## Prompt
From the records below, return every line containing the word "заголовка".

## Entries supplied

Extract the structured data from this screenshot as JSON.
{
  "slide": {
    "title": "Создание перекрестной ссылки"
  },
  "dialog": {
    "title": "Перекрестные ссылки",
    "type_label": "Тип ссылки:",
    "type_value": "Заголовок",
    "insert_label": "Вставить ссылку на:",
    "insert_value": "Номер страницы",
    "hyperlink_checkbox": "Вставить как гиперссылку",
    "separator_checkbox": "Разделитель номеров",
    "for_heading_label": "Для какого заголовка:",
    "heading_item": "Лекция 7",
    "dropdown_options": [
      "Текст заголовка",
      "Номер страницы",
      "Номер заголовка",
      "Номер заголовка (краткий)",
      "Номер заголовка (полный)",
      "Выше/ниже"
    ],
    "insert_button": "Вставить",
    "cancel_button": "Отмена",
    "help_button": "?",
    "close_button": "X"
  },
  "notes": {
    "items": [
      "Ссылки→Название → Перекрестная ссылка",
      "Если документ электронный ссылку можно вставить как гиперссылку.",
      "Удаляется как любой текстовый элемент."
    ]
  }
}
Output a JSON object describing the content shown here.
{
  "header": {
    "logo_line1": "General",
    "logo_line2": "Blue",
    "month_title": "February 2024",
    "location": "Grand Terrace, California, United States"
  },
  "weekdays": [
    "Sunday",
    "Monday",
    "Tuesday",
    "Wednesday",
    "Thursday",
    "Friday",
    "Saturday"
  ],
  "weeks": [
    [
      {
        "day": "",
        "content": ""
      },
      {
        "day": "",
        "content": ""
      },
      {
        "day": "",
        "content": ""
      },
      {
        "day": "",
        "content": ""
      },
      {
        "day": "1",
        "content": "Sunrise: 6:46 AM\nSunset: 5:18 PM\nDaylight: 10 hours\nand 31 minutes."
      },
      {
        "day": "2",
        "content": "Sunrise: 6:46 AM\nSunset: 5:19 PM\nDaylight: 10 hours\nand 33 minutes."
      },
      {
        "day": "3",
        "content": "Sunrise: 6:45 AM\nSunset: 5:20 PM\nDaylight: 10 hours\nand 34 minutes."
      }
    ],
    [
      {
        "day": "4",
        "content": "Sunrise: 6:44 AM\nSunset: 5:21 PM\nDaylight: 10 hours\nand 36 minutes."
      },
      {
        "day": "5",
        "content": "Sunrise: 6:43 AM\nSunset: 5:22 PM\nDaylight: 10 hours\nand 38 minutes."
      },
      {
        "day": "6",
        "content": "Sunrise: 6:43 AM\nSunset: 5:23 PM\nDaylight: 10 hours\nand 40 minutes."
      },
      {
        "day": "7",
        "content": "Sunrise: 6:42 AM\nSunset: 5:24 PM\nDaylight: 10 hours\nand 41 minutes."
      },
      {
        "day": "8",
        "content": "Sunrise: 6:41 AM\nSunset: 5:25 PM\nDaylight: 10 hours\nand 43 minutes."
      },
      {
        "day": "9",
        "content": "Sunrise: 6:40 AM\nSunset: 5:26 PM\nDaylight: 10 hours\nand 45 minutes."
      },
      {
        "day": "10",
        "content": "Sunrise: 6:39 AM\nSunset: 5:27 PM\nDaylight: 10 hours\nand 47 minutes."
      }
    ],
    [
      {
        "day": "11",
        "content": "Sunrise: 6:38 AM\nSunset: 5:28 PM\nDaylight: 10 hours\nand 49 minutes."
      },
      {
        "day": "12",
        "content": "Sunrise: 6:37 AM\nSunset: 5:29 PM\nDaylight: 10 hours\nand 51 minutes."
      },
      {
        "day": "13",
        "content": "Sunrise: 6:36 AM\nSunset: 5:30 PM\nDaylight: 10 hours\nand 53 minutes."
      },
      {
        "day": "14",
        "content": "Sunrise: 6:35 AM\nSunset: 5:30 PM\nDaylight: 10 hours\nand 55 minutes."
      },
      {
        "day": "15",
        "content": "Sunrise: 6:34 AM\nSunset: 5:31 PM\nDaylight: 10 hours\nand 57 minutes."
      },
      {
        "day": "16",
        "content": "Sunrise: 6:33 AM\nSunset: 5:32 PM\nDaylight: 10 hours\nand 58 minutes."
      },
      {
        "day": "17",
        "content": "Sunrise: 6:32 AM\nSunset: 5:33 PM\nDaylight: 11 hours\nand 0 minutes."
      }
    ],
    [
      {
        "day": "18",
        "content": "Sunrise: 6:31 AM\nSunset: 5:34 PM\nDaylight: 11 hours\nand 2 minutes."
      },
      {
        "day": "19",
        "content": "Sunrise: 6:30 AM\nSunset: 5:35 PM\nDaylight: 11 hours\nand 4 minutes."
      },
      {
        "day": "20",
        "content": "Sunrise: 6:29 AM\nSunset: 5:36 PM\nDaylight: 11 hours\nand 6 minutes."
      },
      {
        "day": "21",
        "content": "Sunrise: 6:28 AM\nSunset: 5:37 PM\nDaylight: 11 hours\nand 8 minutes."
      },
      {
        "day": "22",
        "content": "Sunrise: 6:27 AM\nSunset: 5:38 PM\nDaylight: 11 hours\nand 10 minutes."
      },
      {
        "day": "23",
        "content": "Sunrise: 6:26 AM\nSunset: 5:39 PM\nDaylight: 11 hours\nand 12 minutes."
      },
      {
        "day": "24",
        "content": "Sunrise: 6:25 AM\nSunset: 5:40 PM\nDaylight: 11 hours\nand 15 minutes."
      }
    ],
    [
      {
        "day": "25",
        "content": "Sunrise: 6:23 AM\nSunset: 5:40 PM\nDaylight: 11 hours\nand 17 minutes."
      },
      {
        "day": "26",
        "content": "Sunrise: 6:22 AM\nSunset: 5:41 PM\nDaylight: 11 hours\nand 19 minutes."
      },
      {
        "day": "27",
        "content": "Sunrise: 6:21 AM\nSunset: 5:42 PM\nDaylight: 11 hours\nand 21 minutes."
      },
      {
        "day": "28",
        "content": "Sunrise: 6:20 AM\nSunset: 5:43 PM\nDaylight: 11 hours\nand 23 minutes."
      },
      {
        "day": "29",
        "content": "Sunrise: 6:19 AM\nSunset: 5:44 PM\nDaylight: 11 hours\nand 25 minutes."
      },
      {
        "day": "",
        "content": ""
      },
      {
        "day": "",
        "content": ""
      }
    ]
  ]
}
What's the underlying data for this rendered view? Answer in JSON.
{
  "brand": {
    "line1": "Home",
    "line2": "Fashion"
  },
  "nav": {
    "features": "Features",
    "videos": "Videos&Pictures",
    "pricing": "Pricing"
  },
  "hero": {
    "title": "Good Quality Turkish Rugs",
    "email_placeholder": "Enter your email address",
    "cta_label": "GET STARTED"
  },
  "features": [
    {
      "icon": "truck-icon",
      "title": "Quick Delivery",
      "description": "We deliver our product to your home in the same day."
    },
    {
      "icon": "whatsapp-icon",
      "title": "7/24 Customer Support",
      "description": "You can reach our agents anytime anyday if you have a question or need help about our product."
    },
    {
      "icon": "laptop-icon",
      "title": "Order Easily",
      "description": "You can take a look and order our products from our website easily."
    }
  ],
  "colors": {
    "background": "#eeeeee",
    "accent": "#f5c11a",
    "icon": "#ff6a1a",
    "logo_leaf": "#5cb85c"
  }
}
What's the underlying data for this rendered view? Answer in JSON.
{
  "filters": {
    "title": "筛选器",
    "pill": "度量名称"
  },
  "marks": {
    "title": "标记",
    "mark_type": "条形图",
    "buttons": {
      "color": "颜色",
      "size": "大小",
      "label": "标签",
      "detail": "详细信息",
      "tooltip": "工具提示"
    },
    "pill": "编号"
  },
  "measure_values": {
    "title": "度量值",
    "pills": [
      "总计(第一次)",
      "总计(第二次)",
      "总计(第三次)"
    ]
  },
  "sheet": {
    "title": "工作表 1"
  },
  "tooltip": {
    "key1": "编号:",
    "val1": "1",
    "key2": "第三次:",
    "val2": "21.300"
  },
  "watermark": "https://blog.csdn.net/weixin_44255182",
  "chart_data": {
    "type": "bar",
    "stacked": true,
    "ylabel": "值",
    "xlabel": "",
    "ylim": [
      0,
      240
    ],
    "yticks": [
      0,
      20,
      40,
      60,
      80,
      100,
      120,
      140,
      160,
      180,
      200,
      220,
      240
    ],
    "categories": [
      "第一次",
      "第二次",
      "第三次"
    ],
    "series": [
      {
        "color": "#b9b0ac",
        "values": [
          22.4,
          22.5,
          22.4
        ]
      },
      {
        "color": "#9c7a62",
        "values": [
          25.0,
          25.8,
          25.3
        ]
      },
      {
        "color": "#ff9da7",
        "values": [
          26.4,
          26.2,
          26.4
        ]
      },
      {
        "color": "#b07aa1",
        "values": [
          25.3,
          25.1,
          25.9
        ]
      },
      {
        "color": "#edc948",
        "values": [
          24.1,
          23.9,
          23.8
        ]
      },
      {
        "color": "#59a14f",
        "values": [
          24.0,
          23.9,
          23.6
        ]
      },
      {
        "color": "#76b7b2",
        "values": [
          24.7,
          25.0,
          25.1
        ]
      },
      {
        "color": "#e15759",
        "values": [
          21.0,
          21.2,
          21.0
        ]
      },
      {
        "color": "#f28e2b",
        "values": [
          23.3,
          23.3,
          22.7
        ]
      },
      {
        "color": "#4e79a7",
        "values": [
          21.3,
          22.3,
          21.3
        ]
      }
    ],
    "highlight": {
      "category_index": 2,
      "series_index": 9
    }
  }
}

## Solved problem
    "for_heading_label": "Для какого заголовка:",
      "Текст заголовка",
      "Номер заголовка",
      "Номер заголовка (краткий)",
      "Номер заголовка (полный)",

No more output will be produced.